Our kids have friends of all ages in almost every section of town. I think it’s due in large part to them actually being out and about in town as opposed to being sequestered behind four walls. In fact, I meet new friends all the time because of the kids. People frequently introduce themselves to me when I’m not with the kids, remarking that they ride the bus with my kids.
Our kids are even learning how to bandy about frivolities at bars a few years earlier than they otherwise might! A few months ago when we trekked to a nearby state to watch the solar eclipse, six year-old No. 1 ventured from our table in the cafe to the bar on the other side of the building, bellied up, and asked for a glass of water. When one of the patrons asked if she’d be buying the next round she replied that she couldn’t as she had no money because she’d worn tights that day with no pockets. We had no idea what had transpired until a few minutes later the establishment’s proprietor appeared to enquire if it would be OK if the man at the bar bought 1 and her sibs a round of ice cream. That’s when 1 told us about her conversation. The kids enjoyed the ice cream she had finagled for them, we bought a round of drinks for the bar, and a great time was had by all!
I *love* these stories!
THANK YOU. Sending to husband now. Great points! Thanks for taking the time to help others.
Thank you for these encouraging and helpful words. I’m currently (privately) debating the home school question and reading this has given me more to consider as I make this important decision regarding my children’s schooling future.
You give really good points, man. The problem is that it’s cost so much more to homeschool. With public schooling, the kids go off, learn, come back, and all for free. But with homeschooling, you have to pay for way more supplies and books and all that crap. For school all you have to pay for is supplies. And with what you said about holidays and experiencing things, you have to pay a lot for these things. Growing up, my parents never could’ve afforded homeschooling and we can’t now either. Price isn’t the only issue – we’ve talked about homeschooling but my kids are completely against it. They like school, and would hate staying home all day learning with family instead of friends. I’m glad to see it works for you, but homeschooling just isn’t that simple. Public school is default for a reason. Just not everyone is qualified to homeschool.
On the contrary- homeschooling can be virtually free…if you make it that way 😉
Homeschooling is Free.
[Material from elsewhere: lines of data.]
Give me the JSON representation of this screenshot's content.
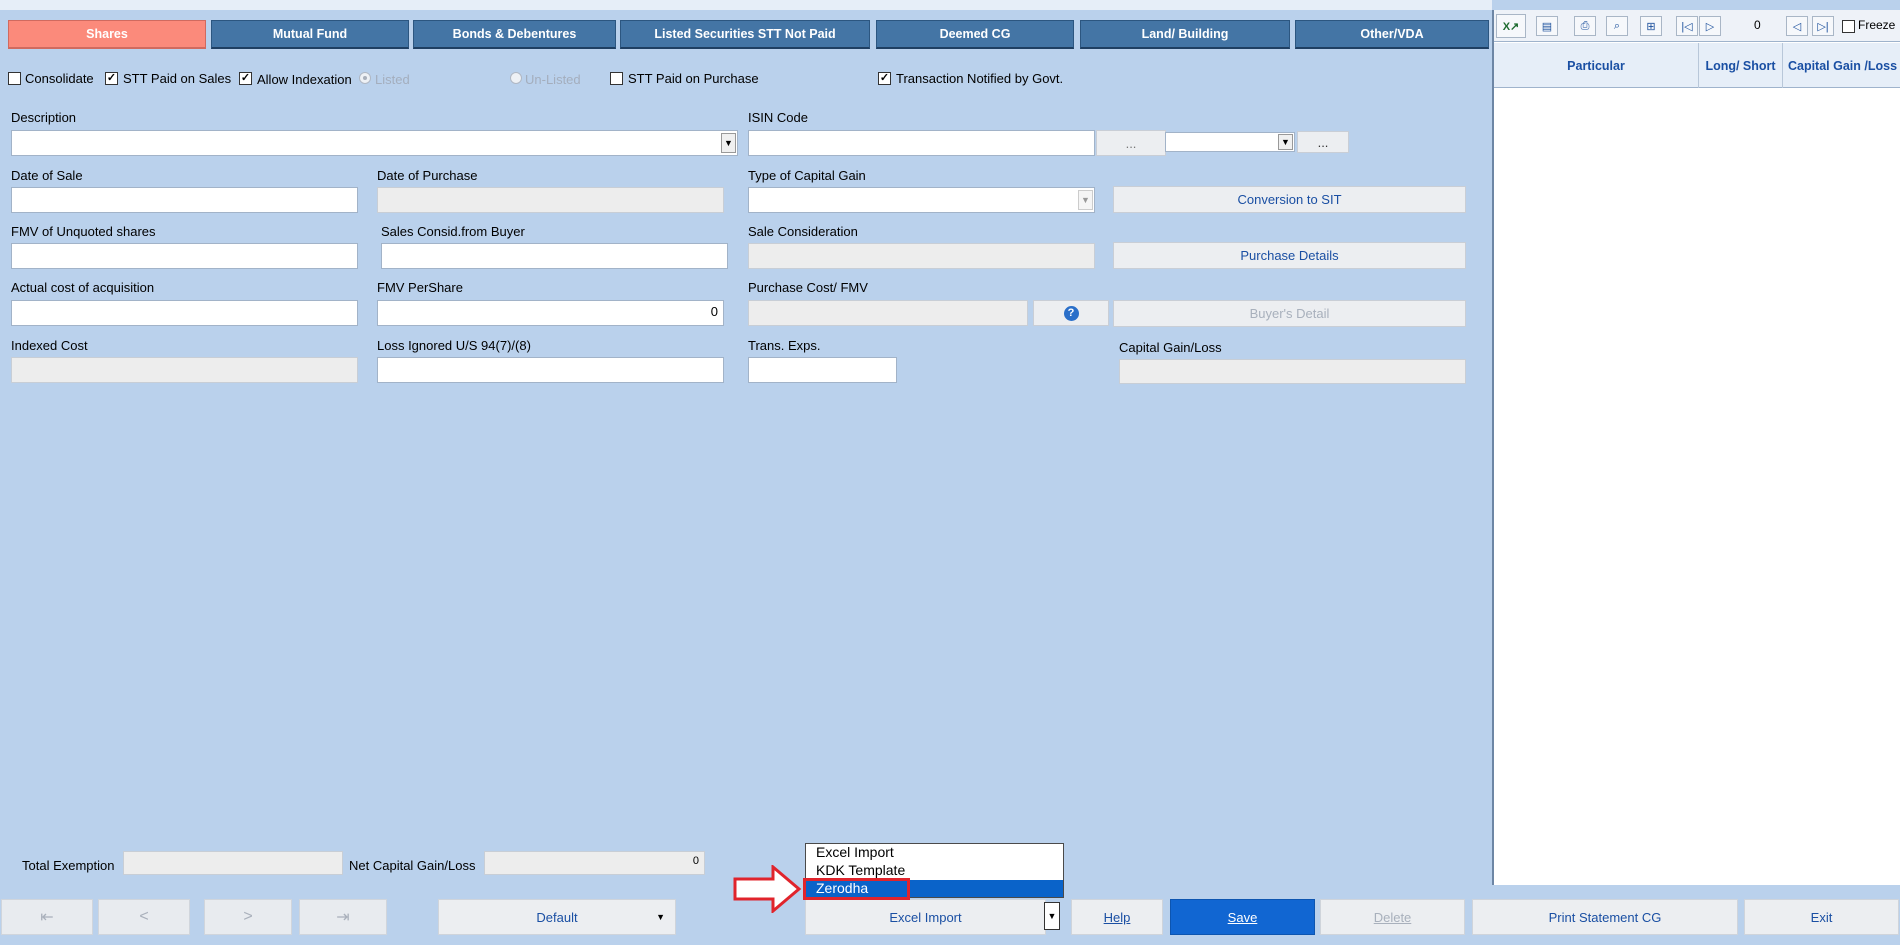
{
  "tabs": [
    {
      "label": "Shares",
      "active": true
    },
    {
      "label": "Mutual Fund",
      "active": false
    },
    {
      "label": "Bonds & Debentures",
      "active": false
    },
    {
      "label": "Listed Securities STT Not Paid",
      "active": false
    },
    {
      "label": "Deemed CG",
      "active": false
    },
    {
      "label": "Land/ Building",
      "active": false
    },
    {
      "label": "Other/VDA",
      "active": false
    }
  ],
  "options": {
    "consolidate": {
      "label": "Consolidate",
      "checked": false
    },
    "stt_paid_on_sales": {
      "label": "STT Paid on Sales",
      "checked": true
    },
    "allow_indexation": {
      "label": "Allow Indexation",
      "checked": true
    },
    "listed": {
      "label": "Listed",
      "selected": true,
      "disabled": true
    },
    "unlisted": {
      "label": "Un-Listed",
      "selected": false,
      "disabled": true
    },
    "stt_paid_on_purchase": {
      "label": "STT Paid on Purchase",
      "checked": false
    },
    "transaction_notified": {
      "label": "Transaction Notified by Govt.",
      "checked": true
    }
  },
  "form": {
    "description": {
      "label": "Description",
      "value": ""
    },
    "isin_code": {
      "label": "ISIN Code",
      "value": "",
      "browse": "...",
      "browse2": "..."
    },
    "date_of_sale": {
      "label": "Date of Sale",
      "value": ""
    },
    "date_of_purchase": {
      "label": "Date of Purchase",
      "value": ""
    },
    "type_of_capital_gain": {
      "label": "Type of Capital Gain",
      "value": ""
    },
    "conversion_to_sit": "Conversion to SIT",
    "fmv_unquoted": {
      "label": "FMV of Unquoted shares",
      "value": ""
    },
    "sales_consid_buyer": {
      "label": "Sales Consid.from Buyer",
      "value": ""
    },
    "sale_consideration": {
      "label": "Sale Consideration",
      "value": ""
    },
    "purchase_details": "Purchase Details",
    "actual_cost": {
      "label": "Actual cost of acquisition",
      "value": ""
    },
    "fmv_per_share": {
      "label": "FMV PerShare",
      "value": "0"
    },
    "purchase_cost_fmv": {
      "label": "Purchase Cost/ FMV",
      "value": ""
    },
    "help_icon": "?",
    "buyers_detail": "Buyer's Detail",
    "indexed_cost": {
      "label": "Indexed Cost",
      "value": ""
    },
    "loss_ignored": {
      "label": "Loss Ignored U/S 94(7)/(8)",
      "value": ""
    },
    "trans_exps": {
      "label": "Trans. Exps.",
      "value": ""
    },
    "capital_gain_loss": {
      "label": "Capital Gain/Loss",
      "value": ""
    }
  },
  "totals": {
    "total_exemption": {
      "label": "Total Exemption",
      "value": ""
    },
    "net_capital_gain": {
      "label": "Net Capital Gain/Loss",
      "value": "0"
    }
  },
  "right_pane": {
    "page_number": "0",
    "freeze_label": "Freeze",
    "columns": [
      "Particular",
      "Long/ Short",
      "Capital Gain /Loss"
    ]
  },
  "bottom": {
    "nav_first": "⇤",
    "nav_prev": "<",
    "nav_next": ">",
    "nav_last": "⇥",
    "default_select": "Default",
    "import_select": "Excel Import",
    "help": "Help",
    "save": "Save",
    "delete": "Delete",
    "print_statement": "Print Statement CG",
    "exit": "Exit"
  },
  "import_dropdown": {
    "items": [
      "Excel Import",
      "KDK Template",
      "Zerodha"
    ],
    "selected": "Zerodha"
  },
  "colors": {
    "background": "#bad1ec",
    "tab": "#4475a5",
    "active_tab": "#fb8a7b",
    "save": "#1166d2",
    "annotation": "#e0242c"
  }
}
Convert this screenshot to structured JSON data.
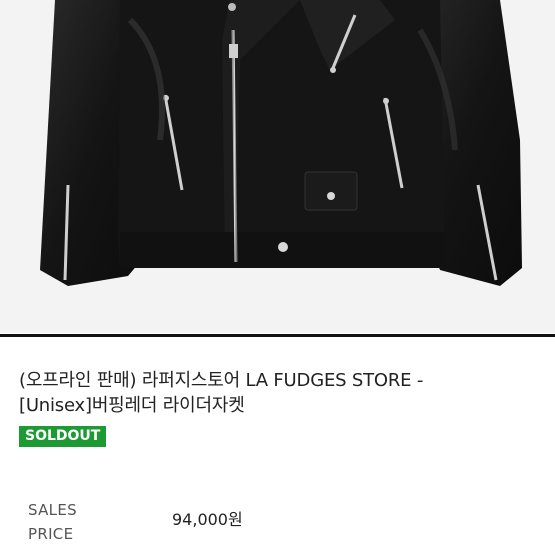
{
  "product": {
    "title_line1": "(오프라인 판매) 라퍼지스토어 LA FUDGES STORE -",
    "title_line2": "[Unisex]버핑레더 라이더자켓",
    "badge": "SOLDOUT",
    "badge_color": "#1e9a34",
    "price_label_line1": "SALES",
    "price_label_line2": "PRICE",
    "price": "94,000원"
  },
  "image": {
    "subject": "black leather rider jacket photo",
    "colors": {
      "background": "#f3f3f3",
      "leather": "#161616",
      "hardware": "#c9c9c9"
    }
  }
}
Public Libraries are free. There are free or subsidized programs for homeschoolers at most museums and national parks. Other than paying for internet access which you obviously have anyway, you can get anything you need. : )
What about the loss of income. I am seperated from my kids mom and pay child support as well as everything I have left over is also given to them. But it takes her income as well to keep a roof over their heads and food in their mouths. Neither of us graduated college and I work 65 hrs a week already just for us to keep afloat. I fear her anxiety issues are her motivation for homeschooling. She already lives in government housing. Do you all think this is really possible for her, for the kids. She would have to quit her job. Please help me see why this is a good idea because right now I just can’t.
My husband is totally against homeschooling. His reason is that we both are not native speakers. Even, my speaking and writing are good enough to do it, he says that kids are gone miss American culture. He said that the only place they can learn the culture is school and I am really against the school. Any thoughts?
My hardest part with trying to convince my husband –is he is concerned about socialization…and doesn’t want them to be awkward …I get it but there’s many opportunities to do various “socialization”